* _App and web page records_
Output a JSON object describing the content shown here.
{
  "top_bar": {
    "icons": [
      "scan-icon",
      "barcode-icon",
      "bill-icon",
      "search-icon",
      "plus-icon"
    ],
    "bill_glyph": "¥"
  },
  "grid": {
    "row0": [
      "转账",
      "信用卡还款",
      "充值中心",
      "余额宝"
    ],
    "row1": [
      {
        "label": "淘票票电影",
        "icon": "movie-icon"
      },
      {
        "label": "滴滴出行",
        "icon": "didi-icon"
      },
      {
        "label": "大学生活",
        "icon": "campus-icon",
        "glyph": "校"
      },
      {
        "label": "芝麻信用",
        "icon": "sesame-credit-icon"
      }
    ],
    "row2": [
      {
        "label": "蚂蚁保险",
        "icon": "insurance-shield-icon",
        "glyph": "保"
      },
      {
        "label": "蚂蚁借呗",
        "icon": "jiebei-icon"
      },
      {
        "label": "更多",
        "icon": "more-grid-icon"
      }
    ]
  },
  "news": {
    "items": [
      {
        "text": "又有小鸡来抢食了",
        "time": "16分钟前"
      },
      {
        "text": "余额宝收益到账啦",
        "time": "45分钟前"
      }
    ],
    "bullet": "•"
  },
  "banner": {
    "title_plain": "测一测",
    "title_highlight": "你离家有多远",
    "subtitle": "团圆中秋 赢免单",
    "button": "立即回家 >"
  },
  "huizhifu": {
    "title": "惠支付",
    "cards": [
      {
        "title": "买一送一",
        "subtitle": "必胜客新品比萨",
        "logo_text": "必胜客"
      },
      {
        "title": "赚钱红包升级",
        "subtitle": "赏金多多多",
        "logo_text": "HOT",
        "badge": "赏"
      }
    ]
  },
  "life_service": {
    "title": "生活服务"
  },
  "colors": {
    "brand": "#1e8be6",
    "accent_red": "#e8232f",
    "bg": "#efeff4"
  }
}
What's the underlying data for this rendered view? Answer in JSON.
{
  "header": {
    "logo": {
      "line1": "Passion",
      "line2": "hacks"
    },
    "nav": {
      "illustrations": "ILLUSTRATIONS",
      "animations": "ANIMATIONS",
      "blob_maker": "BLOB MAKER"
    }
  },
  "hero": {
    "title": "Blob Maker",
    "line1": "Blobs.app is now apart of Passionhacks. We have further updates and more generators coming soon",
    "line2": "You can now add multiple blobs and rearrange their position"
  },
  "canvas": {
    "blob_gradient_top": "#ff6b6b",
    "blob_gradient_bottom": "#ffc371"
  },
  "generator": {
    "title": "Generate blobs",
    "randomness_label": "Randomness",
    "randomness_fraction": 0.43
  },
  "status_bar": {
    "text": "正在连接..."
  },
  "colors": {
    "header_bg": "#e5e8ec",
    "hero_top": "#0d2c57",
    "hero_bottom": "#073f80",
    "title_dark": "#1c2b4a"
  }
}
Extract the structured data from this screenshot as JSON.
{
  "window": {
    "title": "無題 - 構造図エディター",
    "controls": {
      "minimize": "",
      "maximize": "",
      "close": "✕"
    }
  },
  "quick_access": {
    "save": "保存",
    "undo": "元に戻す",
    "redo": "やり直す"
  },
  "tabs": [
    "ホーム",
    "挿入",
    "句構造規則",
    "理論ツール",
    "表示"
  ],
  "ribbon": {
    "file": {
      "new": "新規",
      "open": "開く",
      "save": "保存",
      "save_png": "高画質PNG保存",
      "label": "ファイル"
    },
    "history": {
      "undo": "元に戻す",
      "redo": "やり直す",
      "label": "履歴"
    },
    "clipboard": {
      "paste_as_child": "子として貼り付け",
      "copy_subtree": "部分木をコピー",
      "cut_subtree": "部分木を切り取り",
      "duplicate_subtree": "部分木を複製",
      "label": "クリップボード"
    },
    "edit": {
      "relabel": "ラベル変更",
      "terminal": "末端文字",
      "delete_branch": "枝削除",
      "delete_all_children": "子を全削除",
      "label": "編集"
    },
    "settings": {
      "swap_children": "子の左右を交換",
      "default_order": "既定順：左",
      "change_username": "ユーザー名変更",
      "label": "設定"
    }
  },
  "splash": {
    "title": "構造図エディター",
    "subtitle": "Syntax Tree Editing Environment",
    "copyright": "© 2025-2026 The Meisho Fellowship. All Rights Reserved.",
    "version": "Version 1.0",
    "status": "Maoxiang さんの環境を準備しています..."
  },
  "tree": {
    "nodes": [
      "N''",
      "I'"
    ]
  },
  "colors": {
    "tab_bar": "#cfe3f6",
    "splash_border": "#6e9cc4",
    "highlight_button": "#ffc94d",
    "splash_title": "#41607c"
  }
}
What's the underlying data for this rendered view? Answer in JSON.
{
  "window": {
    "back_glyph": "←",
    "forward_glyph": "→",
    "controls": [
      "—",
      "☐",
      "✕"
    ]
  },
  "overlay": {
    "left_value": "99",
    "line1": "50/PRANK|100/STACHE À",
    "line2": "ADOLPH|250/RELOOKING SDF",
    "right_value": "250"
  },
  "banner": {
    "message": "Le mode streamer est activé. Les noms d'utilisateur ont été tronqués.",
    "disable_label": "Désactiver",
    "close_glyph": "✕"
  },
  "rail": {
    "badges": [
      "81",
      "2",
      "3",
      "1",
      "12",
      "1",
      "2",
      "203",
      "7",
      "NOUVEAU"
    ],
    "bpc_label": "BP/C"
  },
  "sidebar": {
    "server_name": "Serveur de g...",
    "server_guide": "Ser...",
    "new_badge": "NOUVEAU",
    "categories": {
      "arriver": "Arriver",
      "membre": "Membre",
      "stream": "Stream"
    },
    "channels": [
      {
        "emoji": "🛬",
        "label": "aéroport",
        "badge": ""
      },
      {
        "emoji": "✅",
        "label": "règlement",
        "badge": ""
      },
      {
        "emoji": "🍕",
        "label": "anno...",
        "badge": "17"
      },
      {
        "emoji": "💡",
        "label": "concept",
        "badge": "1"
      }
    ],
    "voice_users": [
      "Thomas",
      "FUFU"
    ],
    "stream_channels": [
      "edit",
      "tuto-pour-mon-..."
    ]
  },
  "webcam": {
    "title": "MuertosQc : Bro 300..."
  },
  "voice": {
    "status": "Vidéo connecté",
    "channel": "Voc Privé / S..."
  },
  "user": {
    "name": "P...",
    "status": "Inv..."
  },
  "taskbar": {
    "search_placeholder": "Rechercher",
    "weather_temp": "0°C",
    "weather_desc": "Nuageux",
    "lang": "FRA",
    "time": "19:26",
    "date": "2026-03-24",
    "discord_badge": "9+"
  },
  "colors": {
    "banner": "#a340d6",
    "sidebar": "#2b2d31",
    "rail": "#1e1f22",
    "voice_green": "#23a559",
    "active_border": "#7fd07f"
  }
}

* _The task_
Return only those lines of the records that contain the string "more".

* _Result of the exercise_
        "icon": "more-grid-icon"
    "line1": "Blobs.app is now apart of Passionhacks. We have further updates and more generators coming soon",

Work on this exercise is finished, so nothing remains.